The findings(Opens in a new window) come from security provider Jamf, which discovered the malware on a bootleg version of Apple’s Final Cut Pro video-editing software, which normally costs $299.99. 

Jamf first spotted the malware secretly mining cryptocurrency on a customer’s Mac computer. “This particular sample was not detected as malicious by any security vendors on VirusTotal. Since January 2023, a handful of vendors have detected the malware,” it said. 

Since the malware arrived through an unauthorized and modified version of Final Cut Pro, Jamf turned to The Pirate Bay, a website notorious for offering bootleg software through torrents. 

“We downloaded the most recent torrent (for Final Cut Pro) with the highest number of seeders and checked the hash of the application executable. It matched the hash of the infected Final Cut Pro we had discovered in the wild. We now had our answer,” the security researchers said. 

The malicious torrents on The Pirate Bay

(Credit: The Pirate Bay)

According to Jamf, an uploader on The Pirate Bay named “wtfisthat34698409672”—who has a years-long history of posting bootleg Mac software—is responsible for not only circulating the malware, but also pushing other variants of the malicious code. This includes posting malware-laden versions of Logic Pro and Photoshop. 

“Furthermore, we found that virtually every one of the dozens of uploads that began in 2019 was compromised with a malicious payload to surreptitiously mine cryptocurrency,” Jamf said.

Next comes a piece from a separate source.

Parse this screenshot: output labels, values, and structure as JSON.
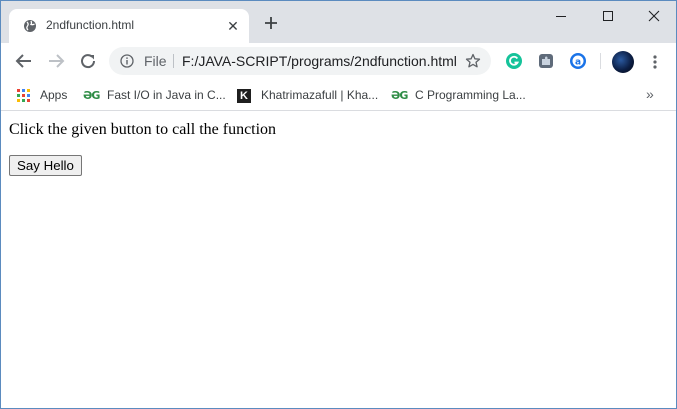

The malware itself shares similarities with another sample that antivirus provider Trend Micro discovered(Opens in a new window) a year ago. At the time, Trend Micro wasn’t able to uncover the exact source, but it did speculate the infection came from an Adobe Photoshop CC installation. 

Jamf says the malware has been evolving since 2019, when the hacker initially began uploading the pirated but malicious Mac software. Interestingly, the malware contains a feature that’ll check whether the user has accessed the Mac’s Activity Monitor app, which can show CPU usage.